Task inputs:
=====

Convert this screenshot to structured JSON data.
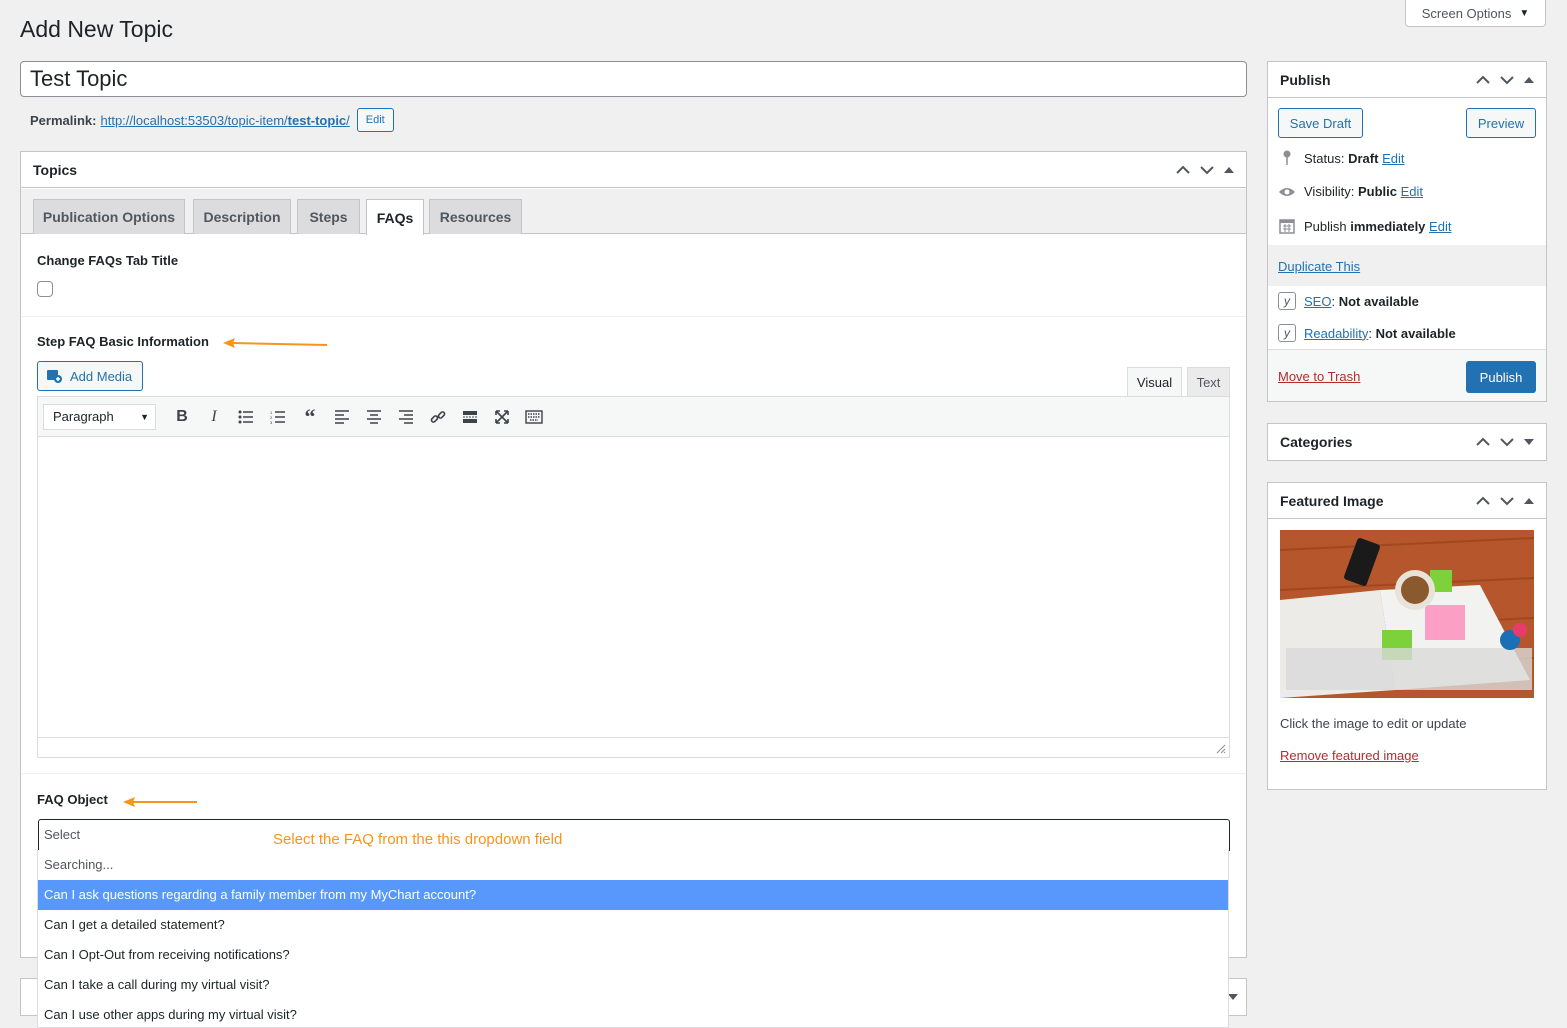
{
  "screen_options": {
    "label": "Screen Options"
  },
  "page": {
    "title": "Add New Topic"
  },
  "post": {
    "title": "Test Topic",
    "permalink_label": "Permalink:",
    "permalink_base": "http://localhost:53503/topic-item/",
    "permalink_slug": "test-topic",
    "permalink_tail": "/",
    "permalink_edit": "Edit"
  },
  "topics_box": {
    "title": "Topics",
    "tabs": [
      "Publication Options",
      "Description",
      "Steps",
      "FAQs",
      "Resources"
    ],
    "active_tab": "FAQs",
    "change_title_label": "Change FAQs Tab Title",
    "step_faq_label": "Step FAQ Basic Information",
    "add_media": "Add Media",
    "editor_tabs": {
      "visual": "Visual",
      "text": "Text"
    },
    "format": "Paragraph",
    "faq_object_label": "FAQ Object",
    "select_placeholder": "Select",
    "annotation": "Select the FAQ from the this dropdown field",
    "searching": "Searching...",
    "options": [
      "Can I ask questions regarding a family member from my MyChart account?",
      "Can I get a detailed statement?",
      "Can I Opt-Out from receiving notifications?",
      "Can I take a call during my virtual visit?",
      "Can I use other apps during my virtual visit?"
    ],
    "highlighted_index": 0
  },
  "publish_box": {
    "title": "Publish",
    "save_draft": "Save Draft",
    "preview": "Preview",
    "status_label": "Status:",
    "status_value": "Draft",
    "visibility_label": "Visibility:",
    "visibility_value": "Public",
    "publish_label": "Publish",
    "publish_value": "immediately",
    "edit": "Edit",
    "duplicate": "Duplicate This",
    "seo_link": "SEO",
    "seo_value": "Not available",
    "readability_link": "Readability",
    "readability_value": "Not available",
    "trash": "Move to Trash",
    "publish_button": "Publish"
  },
  "categories_box": {
    "title": "Categories"
  },
  "featured_box": {
    "title": "Featured Image",
    "hint": "Click the image to edit or update",
    "remove": "Remove featured image"
  },
  "colors": {
    "accent": "#2271b1",
    "highlight": "#5897fb",
    "annotation": "#f7941d",
    "danger": "#b32d2e"
  }
}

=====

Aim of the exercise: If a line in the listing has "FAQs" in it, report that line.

Solution for this problem:
      "FAQs",
    "active_tab": "FAQs",
    "change_title_label": "Change FAQs Tab Title",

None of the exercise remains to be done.